Sunday Herald relaunches format
The Sunday Herald newspaper has undergone a change by re-launching as a single-section news magazine.
Scotland was often described as a great newspaper-reading nation and has one of the most competitive newspaper markets in the world.
But the country has only had its own quality press on Sundays in relatively recent times.
Historically, the Sunday Mail and the Sunday Post dominated the market.
The Post was once so widely read it had a place in the Guinness Book of Records.
Until the 1970s the mid-market Scottish Sunday Express helped bridge the gap between the popular Scottish tabloids and the highbrow London titles such as The Sunday Times and The Observer.
The first attempt at a Scottish Sunday broadsheet was the Sunday Standard - also published by the company which owned what was then called the Glasgow Herald.
This paper appeared between 1981 and 1983 and is widely remembered now as an editorial success but a commercial failure.
Scotland on Sunday was launched in 1988 and at its peak in the late 1990s sold about 130,000 copies.
Around the same time as Scotland on Sunday was launched, The Sunday Times and The Observer began to publish distinct Scottish editions.
Today Scotland on Sunday sells 52,000 copies in Scotland and a few thousand more in the rest of the UK.
Last year The Sunday Times scaled back its Scottish edition dramatically, although it still sells almost 60,000 copies north of the border. Arguably, The Observer's Scottish edition has been little more than a token effort for several years.
With sales of about 42,000, the National Union of Journalists says the Sunday Herald's owner Newsquest had wanted local management to close the title.
The relaunch as a news magazine is, it is rumoured, an attempt to give it a sustainable future.
The company has not commented on these claims but some at the Sunday Herald point out that they have had to live with claims from sceptics that the title would not last since the start.
However, such a radical relaunch is definitely a gamble. It could prove a success which other newspapers may emulate, or come to be seen as a brave final throw of the dice by a paper determined to survive.
As the Sunday Herald is a relatively young paper, its readers are less likely to be resistant to change than some of those who have bought the same paper all their life. That does not necessarily mean, however, that they will like the changes.
The move to a single-section format bucks a trend in journalism going back decades. Most quality newspapers - on Sundays and weekdays - are now split into distinct sections and it is common to share different parts of newspapers around a family.
A single-section format makes this impossible.

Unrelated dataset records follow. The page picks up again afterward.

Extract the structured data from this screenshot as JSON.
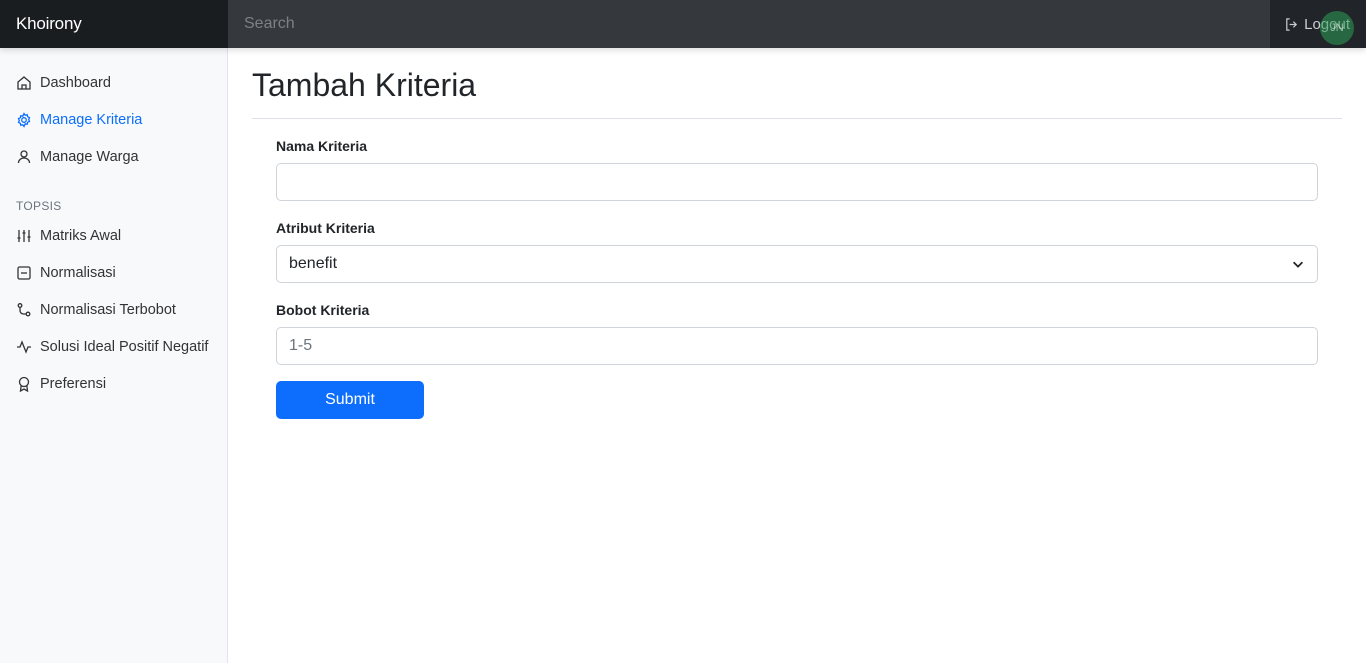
{
  "header": {
    "brand": "Khoirony",
    "search_placeholder": "Search",
    "logout_label": "Logout",
    "avatar_text": "JN"
  },
  "sidebar": {
    "items": [
      {
        "label": "Dashboard",
        "icon": "home-icon",
        "active": false
      },
      {
        "label": "Manage Kriteria",
        "icon": "gear-icon",
        "active": true
      },
      {
        "label": "Manage Warga",
        "icon": "user-icon",
        "active": false
      }
    ],
    "section_title": "TOPSIS",
    "topsis_items": [
      {
        "label": "Matriks Awal",
        "icon": "sliders-icon"
      },
      {
        "label": "Normalisasi",
        "icon": "minus-square-icon"
      },
      {
        "label": "Normalisasi Terbobot",
        "icon": "git-commit-icon"
      },
      {
        "label": "Solusi Ideal Positif Negatif",
        "icon": "activity-icon"
      },
      {
        "label": "Preferensi",
        "icon": "award-icon"
      }
    ]
  },
  "main": {
    "title": "Tambah Kriteria",
    "form": {
      "nama_label": "Nama Kriteria",
      "nama_value": "",
      "atribut_label": "Atribut Kriteria",
      "atribut_selected": "benefit",
      "bobot_label": "Bobot Kriteria",
      "bobot_placeholder": "1-5",
      "submit_label": "Submit"
    }
  },
  "colors": {
    "accent": "#0d6efd",
    "topbar": "#212529",
    "sidebar_bg": "#f8f9fa"
  }
}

But others believe there could be a niche for a serious paper in a more concise and compact form.
Editor Richard Walker has been quick to dispel suggestions the new magazine format means the title will not report on Saturday's news and sport.

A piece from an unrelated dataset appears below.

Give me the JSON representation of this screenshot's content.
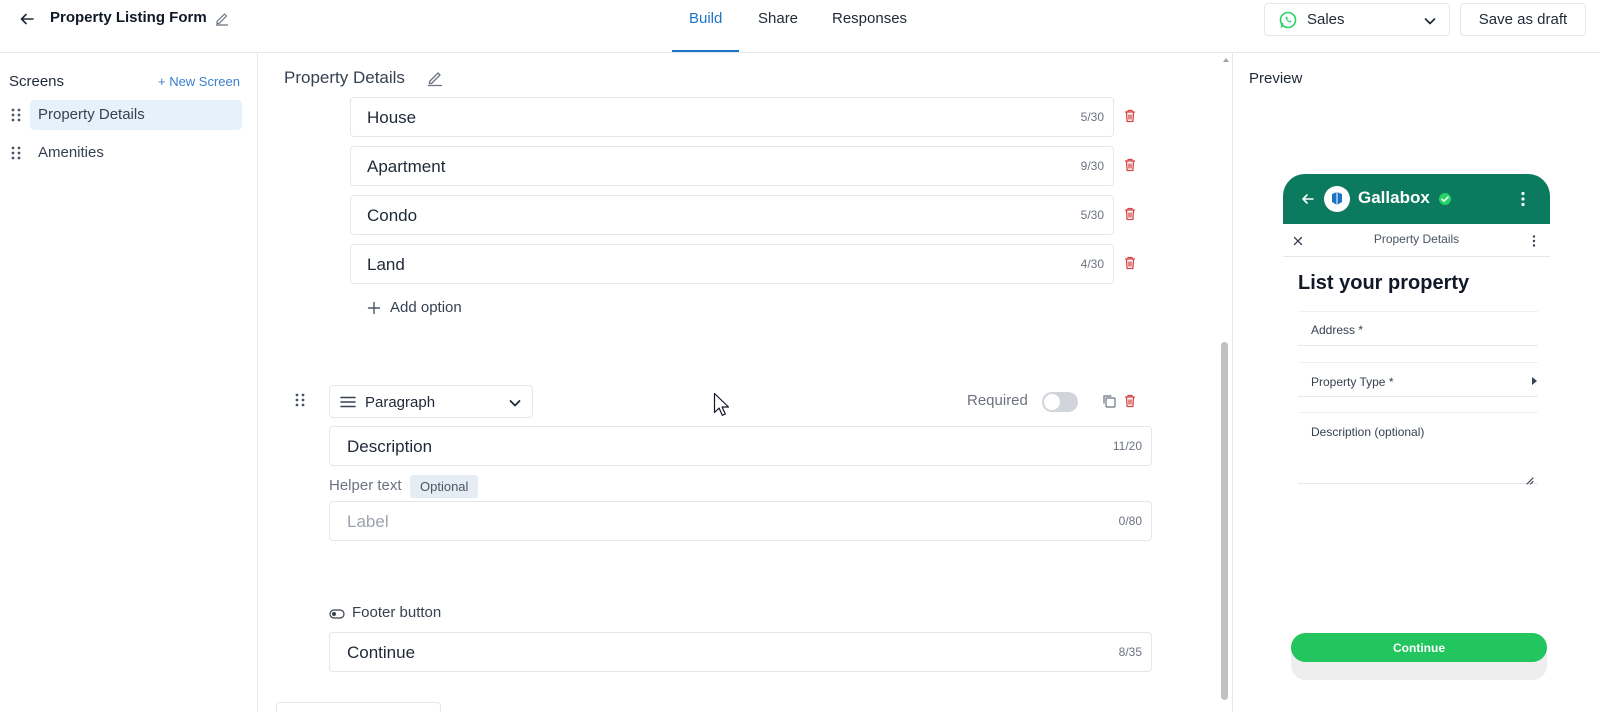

This will still be an important part of the mix, although there will be more emphasis than before on analysis, opinion and in-depth articles.

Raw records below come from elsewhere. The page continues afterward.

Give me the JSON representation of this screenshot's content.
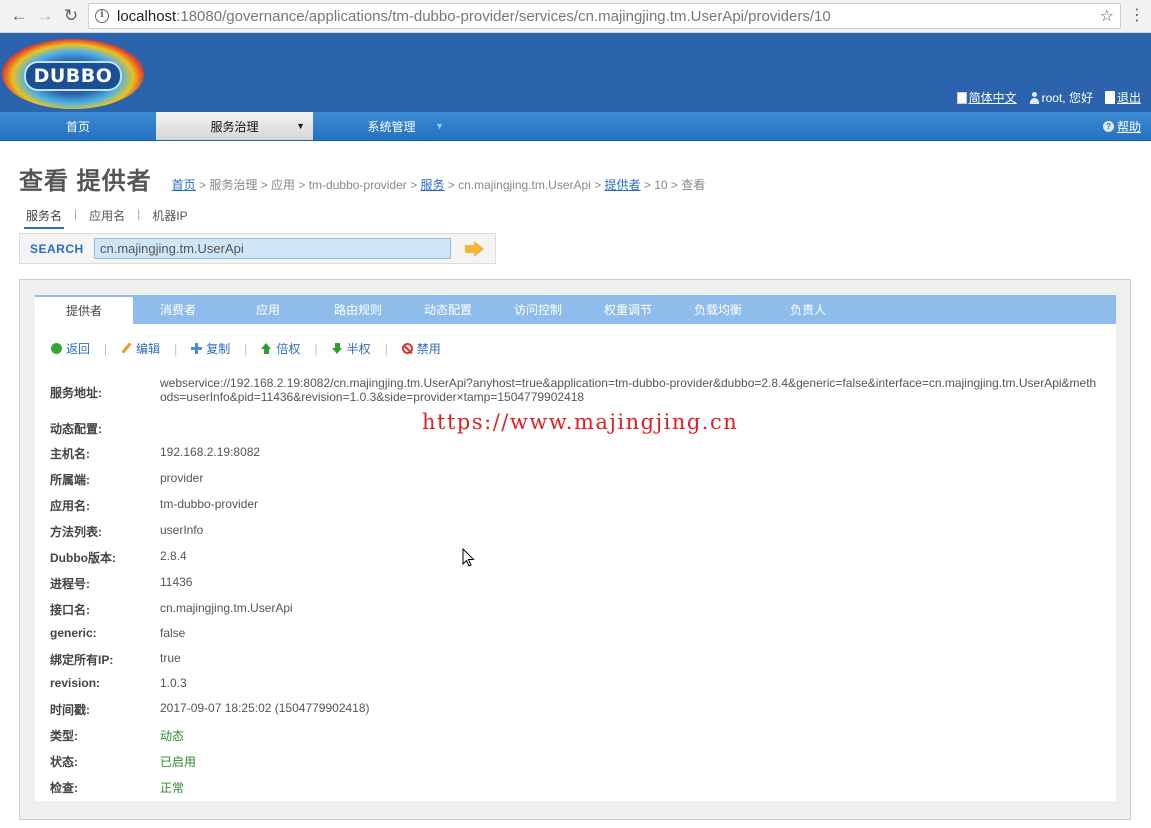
{
  "browser": {
    "url_host": "localhost",
    "url_path": ":18080/governance/applications/tm-dubbo-provider/services/cn.majingjing.tm.UserApi/providers/10"
  },
  "header": {
    "logo_text": "DUBBO",
    "lang_label": "简体中文",
    "user_label": "root, 您好",
    "logout_label": "退出"
  },
  "mainnav": {
    "home": "首页",
    "governance": "服务治理",
    "system": "系统管理",
    "help": "帮助"
  },
  "page": {
    "title": "查看 提供者",
    "breadcrumb": [
      {
        "text": "首页",
        "link": true
      },
      {
        "text": " > 服务治理 > 应用 > tm-dubbo-provider > ",
        "link": false
      },
      {
        "text": "服务",
        "link": true
      },
      {
        "text": " > cn.majingjing.tm.UserApi > ",
        "link": false
      },
      {
        "text": "提供者",
        "link": true
      },
      {
        "text": " > 10 > 查看",
        "link": false
      }
    ]
  },
  "search": {
    "filters": [
      "服务名",
      "应用名",
      "机器IP"
    ],
    "label": "SEARCH",
    "value": "cn.majingjing.tm.UserApi"
  },
  "tabs": [
    "提供者",
    "消费者",
    "应用",
    "路由规则",
    "动态配置",
    "访问控制",
    "权重调节",
    "负载均衡",
    "负责人"
  ],
  "actions": [
    {
      "label": "返回",
      "icon": "back-icon"
    },
    {
      "label": "编辑",
      "icon": "edit-icon"
    },
    {
      "label": "复制",
      "icon": "copy-icon"
    },
    {
      "label": "倍权",
      "icon": "double-weight-icon"
    },
    {
      "label": "半权",
      "icon": "half-weight-icon"
    },
    {
      "label": "禁用",
      "icon": "disable-icon"
    }
  ],
  "details": [
    {
      "key": "服务地址:",
      "value": "webservice://192.168.2.19:8082/cn.majingjing.tm.UserApi?anyhost=true&application=tm-dubbo-provider&dubbo=2.8.4&generic=false&interface=cn.majingjing.tm.UserApi&methods=userInfo&pid=11436&revision=1.0.3&side=provider×tamp=1504779902418"
    },
    {
      "key": "动态配置:",
      "value": ""
    },
    {
      "key": "主机名:",
      "value": "192.168.2.19:8082"
    },
    {
      "key": "所属端:",
      "value": "provider"
    },
    {
      "key": "应用名:",
      "value": "tm-dubbo-provider"
    },
    {
      "key": "方法列表:",
      "value": "userInfo"
    },
    {
      "key": "Dubbo版本:",
      "value": "2.8.4"
    },
    {
      "key": "进程号:",
      "value": "11436"
    },
    {
      "key": "接口名:",
      "value": "cn.majingjing.tm.UserApi"
    },
    {
      "key": "generic:",
      "value": "false"
    },
    {
      "key": "绑定所有IP:",
      "value": "true"
    },
    {
      "key": "revision:",
      "value": "1.0.3"
    },
    {
      "key": "时间戳:",
      "value": "2017-09-07 18:25:02 (1504779902418)"
    },
    {
      "key": "类型:",
      "value": "动态"
    },
    {
      "key": "状态:",
      "value": "已启用"
    },
    {
      "key": "检查:",
      "value": "正常"
    }
  ],
  "status_colors": {
    "green_value": "#2a8a2a"
  },
  "watermark": "https://www.majingjing.cn"
}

But the paper, which will normally have 92 pages, does challenge some preconceptions about what sort of content a Sunday paper needs to offer.
For instance, it won't include television listings for the whole week - a staple of many Saturday and Sunday papers since the mid-1990s.
No target circulation has been announced for the new-look Sunday Herald but the sales figures over the next few months will reveal whether the title is hitting the mark.